I know this is late, but I'm writing about it for posterity...
I made a Christmas meal for Darren's family for the second year in a row. Last year, I cheated a bit and ordered a ham then only made the side dishes. This year however, I slaved over a turkey all morning and made all the fixings from scratch as well. It's probably laughable to veteran cooks, but turkeys have always seemed so daunting to me. Choosing to brine, stuff, baste...it was all so confusing. Thank goodness I ran across a recipe for roasting turkey which worked out so well for me--I have to share it with you all. The key: roast the bird upside down so that the breast stays extra juicy. Works like a charm!
My Christmas menu:
Corn bread dressing
Blanched green beans
And for dessert...Buche de noel (OK, I ordered this from Whole Foods--heavenly!)
And here's the recipe for Roast Turkey:
- 1 turkey
- Juice of a lemon
- Salt and pepper
- Olive oil or melted butter
- 1/2 yellow onion, peeled and quartered
- Tops and bottoms of a bunch of celery
- 2 carrots
- Sprigs of fresh rosemary, thyme
1 To start, if the turkey has been refrigerated, bring it to room temperature before cooking. Keep it in its plastic wrapping until you are ready to cook it. Allow approximately 5 hours of defrosting for every pound. So, if you have a 15 pound turkey, it will take about 75 hours to defrost it in the refrigerator, or around 3 days.

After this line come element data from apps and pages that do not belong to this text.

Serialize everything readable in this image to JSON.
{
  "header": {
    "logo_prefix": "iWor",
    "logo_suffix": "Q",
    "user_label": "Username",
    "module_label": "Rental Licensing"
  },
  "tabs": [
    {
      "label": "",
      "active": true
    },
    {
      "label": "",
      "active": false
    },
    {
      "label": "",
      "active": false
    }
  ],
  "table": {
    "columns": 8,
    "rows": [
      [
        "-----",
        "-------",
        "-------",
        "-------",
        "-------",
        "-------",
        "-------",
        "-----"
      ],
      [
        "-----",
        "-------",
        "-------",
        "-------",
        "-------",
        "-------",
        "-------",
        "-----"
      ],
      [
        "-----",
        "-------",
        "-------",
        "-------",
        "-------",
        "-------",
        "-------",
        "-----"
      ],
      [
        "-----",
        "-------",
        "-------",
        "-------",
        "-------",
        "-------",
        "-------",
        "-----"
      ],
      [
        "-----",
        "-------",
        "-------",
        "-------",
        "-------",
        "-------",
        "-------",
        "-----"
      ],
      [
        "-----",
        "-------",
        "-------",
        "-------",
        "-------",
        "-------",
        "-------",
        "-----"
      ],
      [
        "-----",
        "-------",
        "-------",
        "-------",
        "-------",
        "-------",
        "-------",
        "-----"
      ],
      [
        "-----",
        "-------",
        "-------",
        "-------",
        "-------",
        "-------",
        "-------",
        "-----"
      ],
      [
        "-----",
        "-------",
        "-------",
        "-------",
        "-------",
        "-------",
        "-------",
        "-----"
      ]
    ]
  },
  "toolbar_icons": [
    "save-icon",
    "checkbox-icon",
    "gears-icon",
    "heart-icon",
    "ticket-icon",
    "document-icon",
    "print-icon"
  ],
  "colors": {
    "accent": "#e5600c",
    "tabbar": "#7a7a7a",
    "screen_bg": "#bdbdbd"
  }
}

Remove the neck and giblets (heart, gizzard, liver).
2 Preheat the oven to 400 degrees F.
3 Wash out the turkey with water. Pat the turkey dry with paper towels. Lather the inside of the cavity with the juice of half a lemon. Take a small handful of salt and rub all over the inside of the turkey.
4 Put in inside the turkey a half a yellow onion, peeled and quartered, a bunch of parsley, a couple of carrots, and some tops and bottoms of celery. The neck cavity can be stuffed with parsley.

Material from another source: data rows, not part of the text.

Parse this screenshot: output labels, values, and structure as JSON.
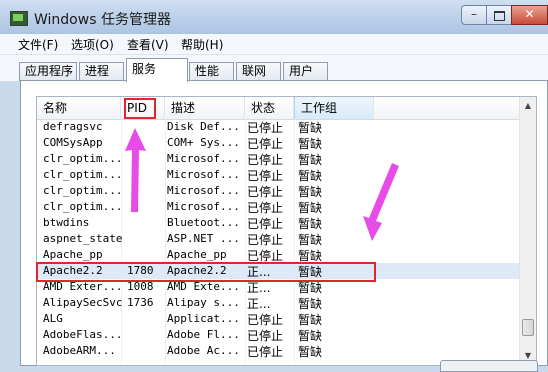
{
  "window": {
    "title": "Windows 任务管理器",
    "min_glyph": "–",
    "close_glyph": "✕"
  },
  "menu": [
    "文件(F)",
    "选项(O)",
    "查看(V)",
    "帮助(H)"
  ],
  "tabs": [
    "应用程序",
    "进程",
    "服务",
    "性能",
    "联网",
    "用户"
  ],
  "active_tab": "服务",
  "columns": {
    "name": "名称",
    "pid": "PID",
    "desc": "描述",
    "status": "状态",
    "group": "工作组"
  },
  "rows": [
    {
      "name": "defragsvc",
      "pid": "",
      "desc": "Disk Def...",
      "status": "已停止",
      "group": "暂缺"
    },
    {
      "name": "COMSysApp",
      "pid": "",
      "desc": "COM+ Sys...",
      "status": "已停止",
      "group": "暂缺"
    },
    {
      "name": "clr_optim...",
      "pid": "",
      "desc": "Microsof...",
      "status": "已停止",
      "group": "暂缺"
    },
    {
      "name": "clr_optim...",
      "pid": "",
      "desc": "Microsof...",
      "status": "已停止",
      "group": "暂缺"
    },
    {
      "name": "clr_optim...",
      "pid": "",
      "desc": "Microsof...",
      "status": "已停止",
      "group": "暂缺"
    },
    {
      "name": "clr_optim...",
      "pid": "",
      "desc": "Microsof...",
      "status": "已停止",
      "group": "暂缺"
    },
    {
      "name": "btwdins",
      "pid": "",
      "desc": "Bluetoot...",
      "status": "已停止",
      "group": "暂缺"
    },
    {
      "name": "aspnet_state",
      "pid": "",
      "desc": "ASP.NET ...",
      "status": "已停止",
      "group": "暂缺"
    },
    {
      "name": "Apache_pp",
      "pid": "",
      "desc": "Apache_pp",
      "status": "已停止",
      "group": "暂缺"
    },
    {
      "name": "Apache2.2",
      "pid": "1780",
      "desc": "Apache2.2",
      "status": "正...",
      "group": "暂缺"
    },
    {
      "name": "AMD Exter...",
      "pid": "1008",
      "desc": "AMD Exte...",
      "status": "正...",
      "group": "暂缺"
    },
    {
      "name": "AlipaySecSvc",
      "pid": "1736",
      "desc": "Alipay s...",
      "status": "正...",
      "group": "暂缺"
    },
    {
      "name": "ALG",
      "pid": "",
      "desc": "Applicat...",
      "status": "已停止",
      "group": "暂缺"
    },
    {
      "name": "AdobeFlas...",
      "pid": "",
      "desc": "Adobe Fl...",
      "status": "已停止",
      "group": "暂缺"
    },
    {
      "name": "AdobeARM...",
      "pid": "",
      "desc": "Adobe Ac...",
      "status": "已停止",
      "group": "暂缺"
    }
  ],
  "selected_row": 9,
  "colors": {
    "highlight": "#e0262b",
    "arrow": "#e84ce6"
  }
}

Truss the turkey (tie up) with string, so that all the cavities are closed up and the legs and wings are held close to the body. I watched this great Alton Brown video demonstrating a trussing technique:
5 Rub melted butter all over the outside of the turkey. Sprinkle salt and pepper generously all over the outside of the turkey.

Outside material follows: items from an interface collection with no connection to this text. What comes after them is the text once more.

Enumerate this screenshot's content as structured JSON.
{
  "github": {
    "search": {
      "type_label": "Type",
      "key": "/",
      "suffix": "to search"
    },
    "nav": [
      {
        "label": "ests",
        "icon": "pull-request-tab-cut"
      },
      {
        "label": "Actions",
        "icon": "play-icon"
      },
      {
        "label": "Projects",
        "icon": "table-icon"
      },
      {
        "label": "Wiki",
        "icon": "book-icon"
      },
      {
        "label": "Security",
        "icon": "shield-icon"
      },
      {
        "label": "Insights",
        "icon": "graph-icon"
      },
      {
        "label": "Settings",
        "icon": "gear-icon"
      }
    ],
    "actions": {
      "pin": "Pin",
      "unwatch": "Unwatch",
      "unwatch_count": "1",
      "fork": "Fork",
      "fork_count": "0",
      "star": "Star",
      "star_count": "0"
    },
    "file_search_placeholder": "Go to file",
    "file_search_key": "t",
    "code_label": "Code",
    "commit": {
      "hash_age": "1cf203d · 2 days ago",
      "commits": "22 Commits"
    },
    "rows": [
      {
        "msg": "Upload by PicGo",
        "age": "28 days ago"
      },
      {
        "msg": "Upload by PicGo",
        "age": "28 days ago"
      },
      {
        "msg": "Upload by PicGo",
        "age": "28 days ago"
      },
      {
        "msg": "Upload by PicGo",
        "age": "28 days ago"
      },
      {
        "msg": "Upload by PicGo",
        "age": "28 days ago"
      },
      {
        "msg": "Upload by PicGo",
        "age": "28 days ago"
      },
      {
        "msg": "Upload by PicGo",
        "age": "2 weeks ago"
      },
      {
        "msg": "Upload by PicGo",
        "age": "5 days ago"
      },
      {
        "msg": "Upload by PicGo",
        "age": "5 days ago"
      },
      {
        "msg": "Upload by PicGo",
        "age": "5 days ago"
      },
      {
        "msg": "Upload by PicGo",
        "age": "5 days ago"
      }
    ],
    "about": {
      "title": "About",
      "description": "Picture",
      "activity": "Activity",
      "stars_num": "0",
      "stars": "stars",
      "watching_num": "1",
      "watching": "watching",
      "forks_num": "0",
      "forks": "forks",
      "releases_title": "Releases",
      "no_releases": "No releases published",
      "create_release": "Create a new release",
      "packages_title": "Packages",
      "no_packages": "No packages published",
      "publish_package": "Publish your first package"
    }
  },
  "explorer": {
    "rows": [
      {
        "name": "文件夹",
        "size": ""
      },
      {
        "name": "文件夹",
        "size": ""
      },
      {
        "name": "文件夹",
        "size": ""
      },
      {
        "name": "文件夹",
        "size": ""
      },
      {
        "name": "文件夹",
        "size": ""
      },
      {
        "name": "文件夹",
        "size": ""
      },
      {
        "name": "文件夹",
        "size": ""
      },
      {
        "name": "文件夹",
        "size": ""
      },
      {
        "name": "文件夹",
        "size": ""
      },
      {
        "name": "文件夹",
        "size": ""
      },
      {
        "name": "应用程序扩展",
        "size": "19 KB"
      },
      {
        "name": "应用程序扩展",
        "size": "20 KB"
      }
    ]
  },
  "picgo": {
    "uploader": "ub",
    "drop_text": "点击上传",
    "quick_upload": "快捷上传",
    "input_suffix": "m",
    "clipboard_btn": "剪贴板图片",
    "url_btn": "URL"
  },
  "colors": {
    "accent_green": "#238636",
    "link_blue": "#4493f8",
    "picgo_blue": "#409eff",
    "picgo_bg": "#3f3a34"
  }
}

6 Place turkey BREAST DOWN on the bottom of a rack over a sturdy roasting pan big enough to catch all the drippings. Cooking the turkey breast down means the skin over the breast will not get so brown (but this doesn't matter much if you cut up the turkey anyway). All of the juices from the cooking turkey will fall down into the breast while cooking. And the resulting bird will have the most succulent turkey breast imaginable.
Add several sprigs of fresh (if possible) thyme and rosemary to the outside of the turkey.
7 Put the turkey in the oven. Check the cooking directions on the turkey packaging. Gourmet turkeys often don't take as long to cook. A good rule of thumb is a cooking time of about 15 minutes for every pound. For the 15 lb turkey, start the cooking at 400 F for the first 1/2 hour. Then reduce the heat to 350 F for the next 2 hours. Then reduce the heat further to 225 F for the next hour to hour and a half.
If you want the breast to be browned as well, you can turn the bird over so that the breast is on top, and put it in a 500°F oven or under the broiler for 4-5 minutes, just enough to brown the breast. Note that if you do this, you will have a higher risk of overcooking the turkey breast.
Start taking temperature readings with a meat thermometer, inserted deep into the thickest part of the turkey breast and thigh, an hour before the turkey should be done. You want a resulting temperature of 175°F for the dark meat (thighs and legs) and 165°F for the white meat (breast). The temperature of the bird will continue to rise once you take it out of the oven, so take it out when the temperature reading for the thigh is 170°F, and for the breast 160°F.
9 Once you remove the turkey from the oven, let it rest for 15-20 minutes. Turn the turkey breast side up to carve it.
recipe adapted via Simply Recipes